Is 'law guy' a thing?

|The Volokh Conspiracy |

The New York Times tells me something I didn't know: Apparently, it's common to refer to an appellate specialist as "the law guy." From the story, "At End of Sheldon Silver's Corruption Trial, the 'Law Guys' Take Over", by Benjamin Weiser:

But it was clear late on Thursday, with the parties and the judge seated around a conference table and the jury not present, that Mr. McDonald and Mr. Kry [a prosecutor and a defense attorney] had critical roles as legal specialists in the case—"the law guys," as several experts put it—a role the public rarely hears about.

The law guys must master the legal aspects of the case, and be steeped in precedents and in issues that might become the focus of an appeal or need to be responded to in court at a moment's notice.
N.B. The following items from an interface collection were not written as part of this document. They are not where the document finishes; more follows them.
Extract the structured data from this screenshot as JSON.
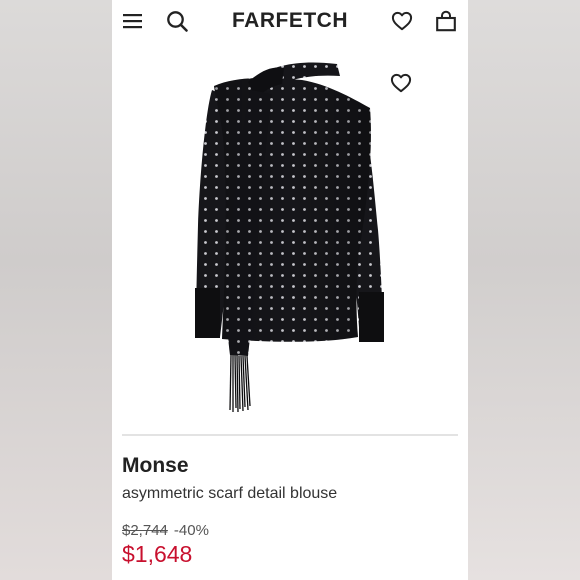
{
  "app": {
    "brand": "FARFETCH",
    "colors": {
      "sale": "#c8102e",
      "text": "#222222",
      "icon": "#222222"
    }
  },
  "header": {
    "icons": [
      "menu-icon",
      "search-icon",
      "heart-icon",
      "shopping-bag-icon"
    ]
  },
  "product": {
    "image": "black-polka-dot-asymmetric-scarf-blouse",
    "wishlist_icon": "heart-icon",
    "designer": "Monse",
    "name": "asymmetric scarf detail blouse",
    "original_price": "$2,744",
    "discount": "-40%",
    "sale_price": "$1,648"
  }
}
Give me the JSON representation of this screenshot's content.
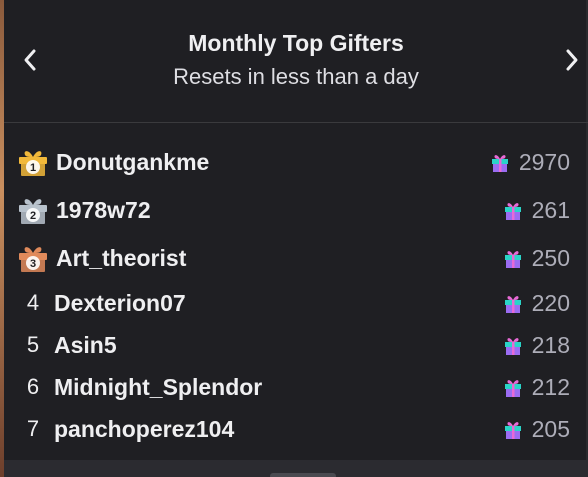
{
  "header": {
    "title": "Monthly Top Gifters",
    "subtitle": "Resets in less than a day",
    "prev_icon": "chevron-left-icon",
    "next_icon": "chevron-right-icon"
  },
  "colors": {
    "gold": "#f2b93a",
    "silver": "#b8c2cc",
    "bronze": "#e08a5b",
    "gift_teal": "#2ad4c8",
    "gift_pink": "#e86ad6",
    "gift_purple": "#9b6cf2"
  },
  "gifters": [
    {
      "rank": "1",
      "name": "Donutgankme",
      "amount": "2970",
      "badge": "gold"
    },
    {
      "rank": "2",
      "name": "1978w72",
      "amount": "261",
      "badge": "silver"
    },
    {
      "rank": "3",
      "name": "Art_theorist",
      "amount": "250",
      "badge": "bronze"
    },
    {
      "rank": "4",
      "name": "Dexterion07",
      "amount": "220"
    },
    {
      "rank": "5",
      "name": "Asin5",
      "amount": "218"
    },
    {
      "rank": "6",
      "name": "Midnight_Splendor",
      "amount": "212"
    },
    {
      "rank": "7",
      "name": "panchoperez104",
      "amount": "205"
    }
  ]
}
The Times continues:

The role of the "law guy" is like that of an assistant to a football coach who stands on the sideline, knows the rules better than anyone else and says, "Challenge the call."
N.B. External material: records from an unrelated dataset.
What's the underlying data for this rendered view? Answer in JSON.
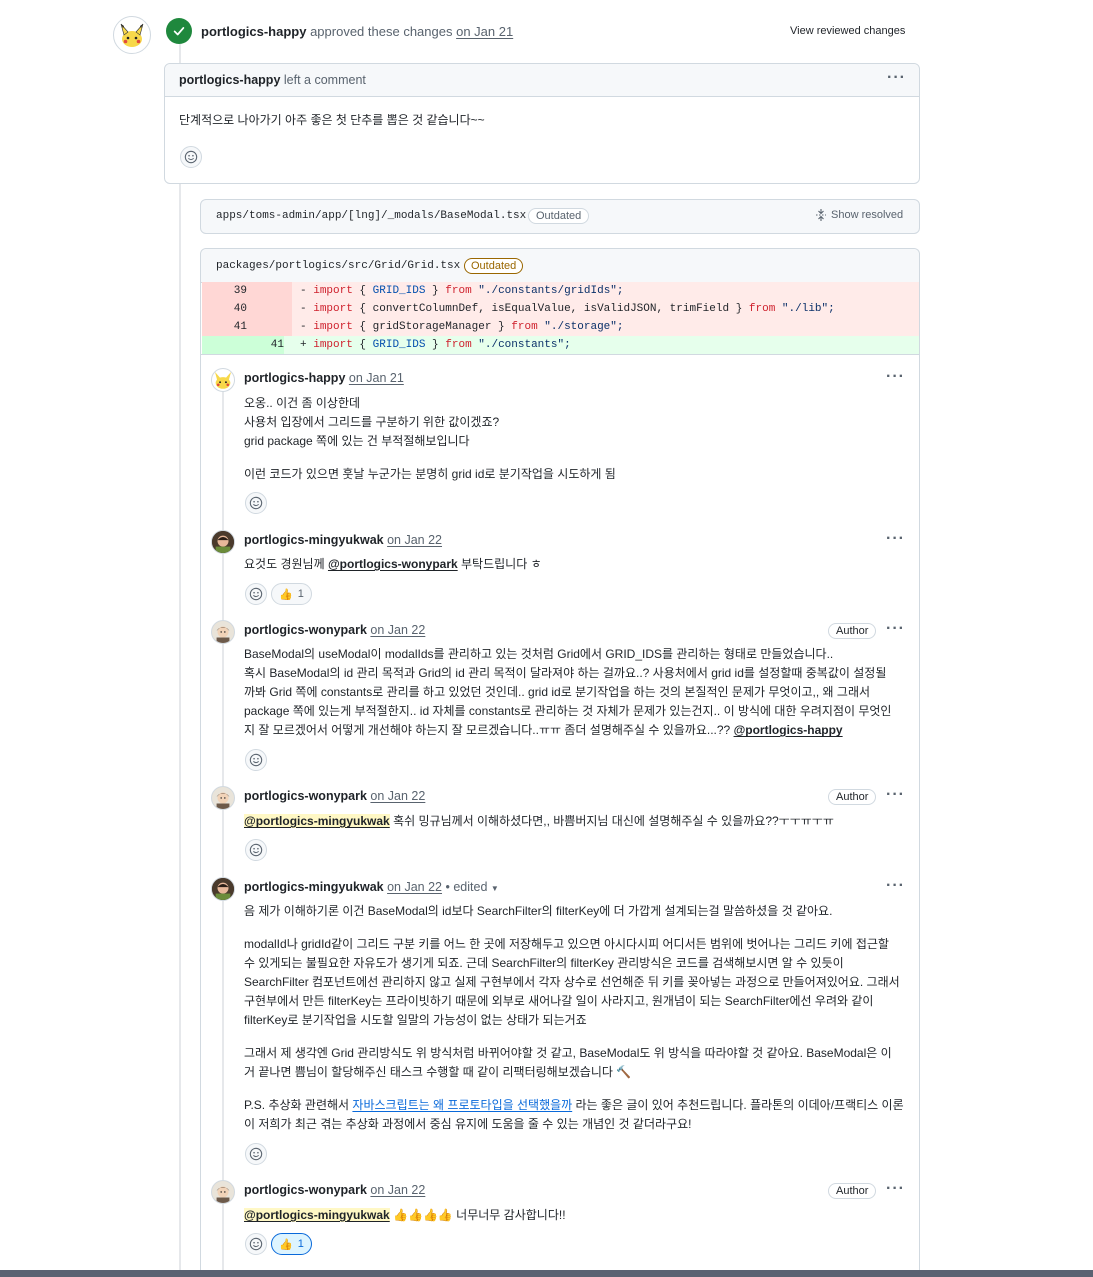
{
  "review": {
    "author": "portlogics-happy",
    "action_text": "approved these changes",
    "date": "on Jan 21",
    "view_button": "View reviewed changes"
  },
  "top_comment": {
    "author": "portlogics-happy",
    "action": "left a comment",
    "body": "단계적으로 나아가기 아주 좋은 첫 단추를 뽑은 것 같습니다~~"
  },
  "file1": {
    "path": "apps/toms-admin/app/[lng]/_modals/BaseModal.tsx",
    "badge": "Outdated",
    "show_resolved": "Show resolved"
  },
  "file2": {
    "path": "packages/portlogics/src/Grid/Grid.tsx",
    "badge": "Outdated",
    "lines": [
      {
        "old": "39",
        "new": "",
        "sign": "-",
        "type": "del"
      },
      {
        "old": "40",
        "new": "",
        "sign": "-",
        "type": "del"
      },
      {
        "old": "41",
        "new": "",
        "sign": "-",
        "type": "del"
      },
      {
        "old": "",
        "new": "41",
        "sign": "+",
        "type": "add"
      }
    ],
    "code": {
      "l1": {
        "kw": "import",
        "a": " { ",
        "id": "GRID_IDS",
        "b": " } ",
        "from": "from",
        "str": " \"./constants/gridIds\";"
      },
      "l2": {
        "kw": "import",
        "a": " { convertColumnDef, isEqualValue, isValidJSON, trimField } ",
        "from": "from",
        "str": " \"./lib\";"
      },
      "l3": {
        "kw": "import",
        "a": " { gridStorageManager } ",
        "from": "from",
        "str": " \"./storage\";"
      },
      "l4": {
        "kw": "import",
        "a": " { ",
        "id": "GRID_IDS",
        "b": " } ",
        "from": "from",
        "str": " \"./constants\";"
      }
    }
  },
  "thread": [
    {
      "author": "portlogics-happy",
      "date": "on Jan 21",
      "lines": [
        "오옹.. 이건 좀 이상한데",
        "사용처 입장에서 그리드를 구분하기 위한 값이겠죠?",
        "grid package 쪽에 있는 건 부적절해보입니다",
        "이런 코드가 있으면 훗날 누군가는 분명히 grid id로 분기작업을 시도하게 됨"
      ]
    },
    {
      "author": "portlogics-mingyukwak",
      "date": "on Jan 22",
      "pre": "요것도 경원님께 ",
      "mention": "@portlogics-wonypark",
      "post": " 부탁드립니다 ㅎ",
      "reaction": "👍",
      "reaction_count": "1"
    },
    {
      "author": "portlogics-wonypark",
      "date": "on Jan 22",
      "badge": "Author",
      "lines": [
        "BaseModal의 useModal이 modalIds를 관리하고 있는 것처럼 Grid에서 GRID_IDS를 관리하는 형태로 만들었습니다..",
        "혹시 BaseModal의 id 관리 목적과 Grid의 id 관리 목적이 달라져야 하는 걸까요..? 사용처에서 grid id를 설정할때 중복값이 설정될",
        "까봐 Grid 쪽에 constants로 관리를 하고 있었던 것인데.. grid id로 분기작업을 하는 것의 본질적인 문제가 무엇이고,, 왜 그래서",
        "package 쪽에 있는게 부적절한지.. id 자체를 constants로 관리하는 것 자체가 문제가 있는건지.. 이 방식에 대한 우려지점이 무엇인",
        "지 잘 모르겠어서 어떻게 개선해야 하는지 잘 모르겠습니다..ㅠㅠ 좀더 설명해주실 수 있을까요...?? "
      ],
      "mention": "@portlogics-happy"
    },
    {
      "author": "portlogics-wonypark",
      "date": "on Jan 22",
      "badge": "Author",
      "mention": "@portlogics-mingyukwak",
      "post": " 혹쉬 밍규님께서 이해하셨다면,, 바쁨버지님 대신에 설명해주실 수 있을까요??ㅜㅜㅠㅜㅠ"
    },
    {
      "author": "portlogics-mingyukwak",
      "date": "on Jan 22",
      "edited": "• edited",
      "p1": "음 제가 이해하기론 이건 BaseModal의 id보다 SearchFilter의 filterKey에 더 가깝게 설계되는걸 말씀하셨을 것 같아요.",
      "p2": [
        "modalId나 gridId같이 그리드 구분 키를 어느 한 곳에 저장해두고 있으면 아시다시피 어디서든 범위에 벗어나는 그리드 키에 접근할",
        "수 있게되는 불필요한 자유도가 생기게 되죠. 근데 SearchFilter의 filterKey 관리방식은 코드를 검색해보시면 알 수 있듯이",
        "SearchFilter 컴포넌트에선 관리하지 않고 실제 구현부에서 각자 상수로 선언해준 뒤 키를 꽂아넣는 과정으로 만들어져있어요. 그래서",
        "구현부에서 만든 filterKey는 프라이빗하기 때문에 외부로 새어나갈 일이 사라지고, 원개념이 되는 SearchFilter에선 우려와 같이",
        "filterKey로 분기작업을 시도할 일말의 가능성이 없는 상태가 되는거죠"
      ],
      "p3": [
        "그래서 제 생각엔 Grid 관리방식도 위 방식처럼 바뀌어야할 것 같고, BaseModal도 위 방식을 따라야할 것 같아요. BaseModal은 이",
        "거 끝나면 쁨님이 할당해주신 태스크 수행할 때 같이 리팩터링해보겠습니다 🔨"
      ],
      "p4_pre": "P.S. 추상화 관련해서 ",
      "p4_link": "자바스크립트는 왜 프로토타입을 선택했을까",
      "p4_post": " 라는 좋은 글이 있어 추천드립니다. 플라톤의 이데아/프랙티스 이론",
      "p4_line2": "이 저희가 최근 겪는 추상화 과정에서 중심 유지에 도움을 줄 수 있는 개념인 것 같더라구요!"
    },
    {
      "author": "portlogics-wonypark",
      "date": "on Jan 22",
      "badge": "Author",
      "mention": "@portlogics-mingyukwak",
      "post": " 👍👍👍👍 너무너무 감사합니다!!",
      "reaction": "👍",
      "reaction_count": "1"
    }
  ],
  "icons": {
    "check": "check-icon",
    "smiley": "smiley-icon",
    "more": "kebab-icon",
    "expand": "unfold-icon"
  },
  "colors": {
    "approve_green": "#1f883d",
    "outdated": "#9a6700",
    "link": "#0969da",
    "mention_highlight": "#fff8c5"
  }
}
The term law guy is an anachronism from a time when the legal profession was dominated by men; women now frequently serve in that role, said Deirdre von Dornum, attorney in charge of the federal public defender's office in Brooklyn. "I love to be the 'law guy,' " she said.

On the defense side, the law guy is often a seasoned appellate lawyer who is brought into a case for that expertise.

In the United States attorney's office for the Southern District of New York, law guys are typically junior prosecutors who may have little or no courtroom experience, but bring a freedom to think deeply about the legal issues because they do not have the day-to-day burden of conducting a trial.

I certainly understand the role of an appellate specialist and legal expert. Different lawyers have different skills. In important cases that raise tricky legal questions, it's often smart to bring in someone with appellate expertise and legal firepower.

But I have to confess, I'm new to the specific phrase "law guy." Is it a common phrase that I just missed? Or maybe it's a New York thing? Or maybe it's not a common phrase, but it was added to spice up an otherwise dry story about legal arguments in a high-profile case? Because you may not care about the correct mens rea to apply to the quid pro quo of a bribe in an honest services fraud case, but maybe you'll care about the life and times of "the law guy."

UPDATE: On Twitter, NPR Justice Correspondent Carrie Johnson writes:

ANOTHER UPDATE: On the other hand, New York criminal defense attorney Scott Greenfield writes by e-mail that it's a "common old school usage" in New York, "where we have 'trial guys' and 'law guys.'" He also points to this post of his from 2007 which used the distinction. So maybe it's a New York thing after all.